About this task: Reproduce the records that follow exactly as they are written.
═════ Information provided ═════
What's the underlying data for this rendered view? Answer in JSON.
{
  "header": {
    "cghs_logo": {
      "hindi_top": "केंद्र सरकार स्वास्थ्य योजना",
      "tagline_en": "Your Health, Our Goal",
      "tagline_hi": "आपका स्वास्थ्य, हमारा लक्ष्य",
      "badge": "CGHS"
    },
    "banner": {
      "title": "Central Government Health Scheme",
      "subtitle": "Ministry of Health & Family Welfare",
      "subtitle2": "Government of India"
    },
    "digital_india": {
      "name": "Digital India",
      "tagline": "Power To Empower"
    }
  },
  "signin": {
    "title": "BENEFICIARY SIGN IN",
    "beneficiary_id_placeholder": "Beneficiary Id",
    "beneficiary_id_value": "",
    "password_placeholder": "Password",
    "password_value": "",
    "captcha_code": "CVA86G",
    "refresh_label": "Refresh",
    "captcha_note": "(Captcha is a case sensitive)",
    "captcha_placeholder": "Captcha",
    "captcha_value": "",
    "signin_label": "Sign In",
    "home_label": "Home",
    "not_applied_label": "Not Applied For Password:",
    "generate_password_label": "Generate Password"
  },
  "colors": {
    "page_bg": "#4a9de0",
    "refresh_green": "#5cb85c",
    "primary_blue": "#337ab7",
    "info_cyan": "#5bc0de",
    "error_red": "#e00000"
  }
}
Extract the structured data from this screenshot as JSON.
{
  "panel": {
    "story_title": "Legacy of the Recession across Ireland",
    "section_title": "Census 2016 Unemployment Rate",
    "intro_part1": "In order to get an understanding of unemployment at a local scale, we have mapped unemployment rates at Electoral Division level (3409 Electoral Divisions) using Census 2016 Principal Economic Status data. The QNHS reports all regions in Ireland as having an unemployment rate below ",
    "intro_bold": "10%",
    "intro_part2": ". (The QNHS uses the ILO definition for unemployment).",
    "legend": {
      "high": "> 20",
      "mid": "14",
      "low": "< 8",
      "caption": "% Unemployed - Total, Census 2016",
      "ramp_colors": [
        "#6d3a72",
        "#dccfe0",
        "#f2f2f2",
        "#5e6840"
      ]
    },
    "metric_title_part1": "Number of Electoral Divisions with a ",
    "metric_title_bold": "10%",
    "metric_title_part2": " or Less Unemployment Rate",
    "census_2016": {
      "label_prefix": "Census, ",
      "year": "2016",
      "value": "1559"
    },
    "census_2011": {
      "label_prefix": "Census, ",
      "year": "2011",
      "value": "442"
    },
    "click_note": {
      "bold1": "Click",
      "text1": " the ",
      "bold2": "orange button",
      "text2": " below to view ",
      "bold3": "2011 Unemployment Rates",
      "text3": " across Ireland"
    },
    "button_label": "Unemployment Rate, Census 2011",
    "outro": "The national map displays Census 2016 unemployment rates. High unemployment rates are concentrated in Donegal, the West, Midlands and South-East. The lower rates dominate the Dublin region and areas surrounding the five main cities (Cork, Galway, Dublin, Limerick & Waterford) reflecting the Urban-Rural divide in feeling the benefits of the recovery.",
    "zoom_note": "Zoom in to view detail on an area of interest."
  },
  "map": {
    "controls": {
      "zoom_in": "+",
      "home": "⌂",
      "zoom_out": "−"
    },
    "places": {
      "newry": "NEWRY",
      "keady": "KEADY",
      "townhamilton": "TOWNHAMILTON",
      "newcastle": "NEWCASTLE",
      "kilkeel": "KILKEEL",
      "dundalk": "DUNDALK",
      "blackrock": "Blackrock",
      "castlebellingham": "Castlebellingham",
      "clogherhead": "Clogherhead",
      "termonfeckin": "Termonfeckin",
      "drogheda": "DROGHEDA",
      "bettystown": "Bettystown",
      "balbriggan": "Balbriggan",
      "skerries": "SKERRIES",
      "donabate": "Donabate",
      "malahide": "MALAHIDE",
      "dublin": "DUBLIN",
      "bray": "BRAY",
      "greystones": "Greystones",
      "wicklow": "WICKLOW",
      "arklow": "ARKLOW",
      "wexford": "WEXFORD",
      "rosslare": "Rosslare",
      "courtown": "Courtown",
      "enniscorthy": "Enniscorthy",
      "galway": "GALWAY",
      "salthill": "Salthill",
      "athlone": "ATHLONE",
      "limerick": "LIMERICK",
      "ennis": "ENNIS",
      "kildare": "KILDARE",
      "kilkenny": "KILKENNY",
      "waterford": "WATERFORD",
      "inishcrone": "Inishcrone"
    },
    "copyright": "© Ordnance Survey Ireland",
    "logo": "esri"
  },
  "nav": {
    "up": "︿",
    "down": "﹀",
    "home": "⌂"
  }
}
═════
Solution to the exercise:
What's the underlying data for this rendered view? Answer in JSON.
{
  "header": {
    "cghs_logo": {
      "hindi_top": "केंद्र सरकार स्वास्थ्य योजना",
      "tagline_en": "Your Health, Our Goal",
      "tagline_hi": "आपका स्वास्थ्य, हमारा लक्ष्य",
      "badge": "CGHS"
    },
    "banner": {
      "title": "Central Government Health Scheme",
      "subtitle": "Ministry of Health & Family Welfare",
      "subtitle2": "Government of India"
    },
    "digital_india": {
      "name": "Digital India",
      "tagline": "Power To Empower"
    }
  },
  "signin": {
    "title": "BENEFICIARY SIGN IN",
    "beneficiary_id_placeholder": "Beneficiary Id",
    "beneficiary_id_value": "",
    "password_placeholder": "Password",
    "password_value": "",
    "captcha_code": "CVA86G",
    "refresh_label": "Refresh",
    "captcha_note": "(Captcha is a case sensitive)",
    "captcha_placeholder": "Captcha",
    "captcha_value": "",
    "signin_label": "Sign In",
    "home_label": "Home",
    "not_applied_label": "Not Applied For Password:",
    "generate_password_label": "Generate Password"
  },
  "colors": {
    "page_bg": "#4a9de0",
    "refresh_green": "#5cb85c",
    "primary_blue": "#337ab7",
    "info_cyan": "#5bc0de",
    "error_red": "#e00000"
  }
}
Extract the structured data from this screenshot as JSON.
{
  "panel": {
    "story_title": "Legacy of the Recession across Ireland",
    "section_title": "Census 2016 Unemployment Rate",
    "intro_part1": "In order to get an understanding of unemployment at a local scale, we have mapped unemployment rates at Electoral Division level (3409 Electoral Divisions) using Census 2016 Principal Economic Status data. The QNHS reports all regions in Ireland as having an unemployment rate below ",
    "intro_bold": "10%",
    "intro_part2": ". (The QNHS uses the ILO definition for unemployment).",
    "legend": {
      "high": "> 20",
      "mid": "14",
      "low": "< 8",
      "caption": "% Unemployed - Total, Census 2016",
      "ramp_colors": [
        "#6d3a72",
        "#dccfe0",
        "#f2f2f2",
        "#5e6840"
      ]
    },
    "metric_title_part1": "Number of Electoral Divisions with a ",
    "metric_title_bold": "10%",
    "metric_title_part2": " or Less Unemployment Rate",
    "census_2016": {
      "label_prefix": "Census, ",
      "year": "2016",
      "value": "1559"
    },
    "census_2011": {
      "label_prefix": "Census, ",
      "year": "2011",
      "value": "442"
    },
    "click_note": {
      "bold1": "Click",
      "text1": " the ",
      "bold2": "orange button",
      "text2": " below to view ",
      "bold3": "2011 Unemployment Rates",
      "text3": " across Ireland"
    },
    "button_label": "Unemployment Rate, Census 2011",
    "outro": "The national map displays Census 2016 unemployment rates. High unemployment rates are concentrated in Donegal, the West, Midlands and South-East. The lower rates dominate the Dublin region and areas surrounding the five main cities (Cork, Galway, Dublin, Limerick & Waterford) reflecting the Urban-Rural divide in feeling the benefits of the recovery.",
    "zoom_note": "Zoom in to view detail on an area of interest."
  },
  "map": {
    "controls": {
      "zoom_in": "+",
      "home": "⌂",
      "zoom_out": "−"
    },
    "places": {
      "newry": "NEWRY",
      "keady": "KEADY",
      "townhamilton": "TOWNHAMILTON",
      "newcastle": "NEWCASTLE",
      "kilkeel": "KILKEEL",
      "dundalk": "DUNDALK",
      "blackrock": "Blackrock",
      "castlebellingham": "Castlebellingham",
      "clogherhead": "Clogherhead",
      "termonfeckin": "Termonfeckin",
      "drogheda": "DROGHEDA",
      "bettystown": "Bettystown",
      "balbriggan": "Balbriggan",
      "skerries": "SKERRIES",
      "donabate": "Donabate",
      "malahide": "MALAHIDE",
      "dublin": "DUBLIN",
      "bray": "BRAY",
      "greystones": "Greystones",
      "wicklow": "WICKLOW",
      "arklow": "ARKLOW",
      "wexford": "WEXFORD",
      "rosslare": "Rosslare",
      "courtown": "Courtown",
      "enniscorthy": "Enniscorthy",
      "galway": "GALWAY",
      "salthill": "Salthill",
      "athlone": "ATHLONE",
      "limerick": "LIMERICK",
      "ennis": "ENNIS",
      "kildare": "KILDARE",
      "kilkenny": "KILKENNY",
      "waterford": "WATERFORD",
      "inishcrone": "Inishcrone"
    },
    "copyright": "© Ordnance Survey Ireland",
    "logo": "esri"
  },
  "nav": {
    "up": "︿",
    "down": "﹀",
    "home": "⌂"
  }
}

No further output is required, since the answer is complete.